━━ Provided records ━━

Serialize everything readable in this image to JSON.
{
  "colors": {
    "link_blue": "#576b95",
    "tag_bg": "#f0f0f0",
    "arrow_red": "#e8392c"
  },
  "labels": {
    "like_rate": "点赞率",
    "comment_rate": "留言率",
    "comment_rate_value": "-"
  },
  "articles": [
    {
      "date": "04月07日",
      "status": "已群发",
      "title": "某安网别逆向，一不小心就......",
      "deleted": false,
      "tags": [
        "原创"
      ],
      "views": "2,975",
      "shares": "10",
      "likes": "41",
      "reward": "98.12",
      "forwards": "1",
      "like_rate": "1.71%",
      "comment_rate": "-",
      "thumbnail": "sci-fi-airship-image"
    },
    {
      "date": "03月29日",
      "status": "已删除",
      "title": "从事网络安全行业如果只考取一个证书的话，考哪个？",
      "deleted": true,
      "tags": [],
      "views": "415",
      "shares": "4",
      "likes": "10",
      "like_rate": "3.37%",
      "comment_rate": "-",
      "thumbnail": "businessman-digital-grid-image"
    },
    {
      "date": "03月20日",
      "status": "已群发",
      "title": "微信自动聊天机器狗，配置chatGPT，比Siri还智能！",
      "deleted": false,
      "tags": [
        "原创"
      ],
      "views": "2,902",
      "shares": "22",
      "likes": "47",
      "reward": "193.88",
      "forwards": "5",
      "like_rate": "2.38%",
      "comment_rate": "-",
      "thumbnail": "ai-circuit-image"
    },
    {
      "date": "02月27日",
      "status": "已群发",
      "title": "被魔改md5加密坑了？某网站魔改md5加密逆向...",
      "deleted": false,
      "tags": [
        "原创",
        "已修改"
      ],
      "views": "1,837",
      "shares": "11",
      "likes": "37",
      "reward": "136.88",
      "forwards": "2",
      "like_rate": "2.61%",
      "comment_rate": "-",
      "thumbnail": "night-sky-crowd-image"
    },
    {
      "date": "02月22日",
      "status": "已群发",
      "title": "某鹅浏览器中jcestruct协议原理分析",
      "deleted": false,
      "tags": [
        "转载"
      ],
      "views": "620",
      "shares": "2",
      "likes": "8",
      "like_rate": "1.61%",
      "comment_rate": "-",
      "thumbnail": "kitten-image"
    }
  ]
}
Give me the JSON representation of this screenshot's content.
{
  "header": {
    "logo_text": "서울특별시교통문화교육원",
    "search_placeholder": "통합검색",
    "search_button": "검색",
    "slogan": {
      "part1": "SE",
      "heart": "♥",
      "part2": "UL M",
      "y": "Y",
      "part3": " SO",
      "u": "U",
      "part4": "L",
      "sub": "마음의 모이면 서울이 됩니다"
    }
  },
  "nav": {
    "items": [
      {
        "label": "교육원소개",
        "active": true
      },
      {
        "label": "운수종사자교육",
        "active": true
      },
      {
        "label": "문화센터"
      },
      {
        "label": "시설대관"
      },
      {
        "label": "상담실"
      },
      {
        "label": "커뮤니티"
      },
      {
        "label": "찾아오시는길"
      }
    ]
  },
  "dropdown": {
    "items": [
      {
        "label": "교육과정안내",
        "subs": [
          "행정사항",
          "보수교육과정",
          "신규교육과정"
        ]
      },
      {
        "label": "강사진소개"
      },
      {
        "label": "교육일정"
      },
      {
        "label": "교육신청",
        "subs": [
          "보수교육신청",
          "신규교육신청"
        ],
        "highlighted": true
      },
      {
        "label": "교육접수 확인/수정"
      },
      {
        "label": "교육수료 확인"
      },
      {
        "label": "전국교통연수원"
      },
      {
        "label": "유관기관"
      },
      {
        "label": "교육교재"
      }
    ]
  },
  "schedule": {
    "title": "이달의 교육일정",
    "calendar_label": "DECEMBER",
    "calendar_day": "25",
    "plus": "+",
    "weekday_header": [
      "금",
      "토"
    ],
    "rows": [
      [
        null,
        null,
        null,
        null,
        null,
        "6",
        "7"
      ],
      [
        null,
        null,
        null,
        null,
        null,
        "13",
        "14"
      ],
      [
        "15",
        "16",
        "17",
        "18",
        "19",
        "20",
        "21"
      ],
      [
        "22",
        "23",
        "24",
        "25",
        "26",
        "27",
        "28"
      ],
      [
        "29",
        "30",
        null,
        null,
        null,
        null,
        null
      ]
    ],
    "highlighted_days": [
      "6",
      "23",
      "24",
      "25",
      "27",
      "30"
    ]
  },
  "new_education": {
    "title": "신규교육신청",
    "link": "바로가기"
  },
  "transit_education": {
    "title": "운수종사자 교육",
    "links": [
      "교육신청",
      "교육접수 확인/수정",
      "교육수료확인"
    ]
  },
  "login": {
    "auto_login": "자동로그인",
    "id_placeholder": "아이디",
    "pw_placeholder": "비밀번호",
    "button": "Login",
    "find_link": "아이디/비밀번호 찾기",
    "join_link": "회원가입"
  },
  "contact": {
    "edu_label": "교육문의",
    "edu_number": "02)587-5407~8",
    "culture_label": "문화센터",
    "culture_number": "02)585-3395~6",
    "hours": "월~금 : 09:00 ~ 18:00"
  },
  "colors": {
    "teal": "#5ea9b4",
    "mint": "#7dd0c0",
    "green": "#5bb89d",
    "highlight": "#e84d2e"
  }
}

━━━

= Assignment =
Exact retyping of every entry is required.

= Answer =
Serialize everything readable in this image to JSON.
{
  "colors": {
    "link_blue": "#576b95",
    "tag_bg": "#f0f0f0",
    "arrow_red": "#e8392c"
  },
  "labels": {
    "like_rate": "点赞率",
    "comment_rate": "留言率",
    "comment_rate_value": "-"
  },
  "articles": [
    {
      "date": "04月07日",
      "status": "已群发",
      "title": "某安网别逆向，一不小心就......",
      "deleted": false,
      "tags": [
        "原创"
      ],
      "views": "2,975",
      "shares": "10",
      "likes": "41",
      "reward": "98.12",
      "forwards": "1",
      "like_rate": "1.71%",
      "comment_rate": "-",
      "thumbnail": "sci-fi-airship-image"
    },
    {
      "date": "03月29日",
      "status": "已删除",
      "title": "从事网络安全行业如果只考取一个证书的话，考哪个？",
      "deleted": true,
      "tags": [],
      "views": "415",
      "shares": "4",
      "likes": "10",
      "like_rate": "3.37%",
      "comment_rate": "-",
      "thumbnail": "businessman-digital-grid-image"
    },
    {
      "date": "03月20日",
      "status": "已群发",
      "title": "微信自动聊天机器狗，配置chatGPT，比Siri还智能！",
      "deleted": false,
      "tags": [
        "原创"
      ],
      "views": "2,902",
      "shares": "22",
      "likes": "47",
      "reward": "193.88",
      "forwards": "5",
      "like_rate": "2.38%",
      "comment_rate": "-",
      "thumbnail": "ai-circuit-image"
    },
    {
      "date": "02月27日",
      "status": "已群发",
      "title": "被魔改md5加密坑了？某网站魔改md5加密逆向...",
      "deleted": false,
      "tags": [
        "原创",
        "已修改"
      ],
      "views": "1,837",
      "shares": "11",
      "likes": "37",
      "reward": "136.88",
      "forwards": "2",
      "like_rate": "2.61%",
      "comment_rate": "-",
      "thumbnail": "night-sky-crowd-image"
    },
    {
      "date": "02月22日",
      "status": "已群发",
      "title": "某鹅浏览器中jcestruct协议原理分析",
      "deleted": false,
      "tags": [
        "转载"
      ],
      "views": "620",
      "shares": "2",
      "likes": "8",
      "like_rate": "1.61%",
      "comment_rate": "-",
      "thumbnail": "kitten-image"
    }
  ]
}
Give me the JSON representation of this screenshot's content.
{
  "header": {
    "logo_text": "서울특별시교통문화교육원",
    "search_placeholder": "통합검색",
    "search_button": "검색",
    "slogan": {
      "part1": "SE",
      "heart": "♥",
      "part2": "UL M",
      "y": "Y",
      "part3": " SO",
      "u": "U",
      "part4": "L",
      "sub": "마음의 모이면 서울이 됩니다"
    }
  },
  "nav": {
    "items": [
      {
        "label": "교육원소개",
        "active": true
      },
      {
        "label": "운수종사자교육",
        "active": true
      },
      {
        "label": "문화센터"
      },
      {
        "label": "시설대관"
      },
      {
        "label": "상담실"
      },
      {
        "label": "커뮤니티"
      },
      {
        "label": "찾아오시는길"
      }
    ]
  },
  "dropdown": {
    "items": [
      {
        "label": "교육과정안내",
        "subs": [
          "행정사항",
          "보수교육과정",
          "신규교육과정"
        ]
      },
      {
        "label": "강사진소개"
      },
      {
        "label": "교육일정"
      },
      {
        "label": "교육신청",
        "subs": [
          "보수교육신청",
          "신규교육신청"
        ],
        "highlighted": true
      },
      {
        "label": "교육접수 확인/수정"
      },
      {
        "label": "교육수료 확인"
      },
      {
        "label": "전국교통연수원"
      },
      {
        "label": "유관기관"
      },
      {
        "label": "교육교재"
      }
    ]
  },
  "schedule": {
    "title": "이달의 교육일정",
    "calendar_label": "DECEMBER",
    "calendar_day": "25",
    "plus": "+",
    "weekday_header": [
      "금",
      "토"
    ],
    "rows": [
      [
        null,
        null,
        null,
        null,
        null,
        "6",
        "7"
      ],
      [
        null,
        null,
        null,
        null,
        null,
        "13",
        "14"
      ],
      [
        "15",
        "16",
        "17",
        "18",
        "19",
        "20",
        "21"
      ],
      [
        "22",
        "23",
        "24",
        "25",
        "26",
        "27",
        "28"
      ],
      [
        "29",
        "30",
        null,
        null,
        null,
        null,
        null
      ]
    ],
    "highlighted_days": [
      "6",
      "23",
      "24",
      "25",
      "27",
      "30"
    ]
  },
  "new_education": {
    "title": "신규교육신청",
    "link": "바로가기"
  },
  "transit_education": {
    "title": "운수종사자 교육",
    "links": [
      "교육신청",
      "교육접수 확인/수정",
      "교육수료확인"
    ]
  },
  "login": {
    "auto_login": "자동로그인",
    "id_placeholder": "아이디",
    "pw_placeholder": "비밀번호",
    "button": "Login",
    "find_link": "아이디/비밀번호 찾기",
    "join_link": "회원가입"
  },
  "contact": {
    "edu_label": "교육문의",
    "edu_number": "02)587-5407~8",
    "culture_label": "문화센터",
    "culture_number": "02)585-3395~6",
    "hours": "월~금 : 09:00 ~ 18:00"
  },
  "colors": {
    "teal": "#5ea9b4",
    "mint": "#7dd0c0",
    "green": "#5bb89d",
    "highlight": "#e84d2e"
  }
}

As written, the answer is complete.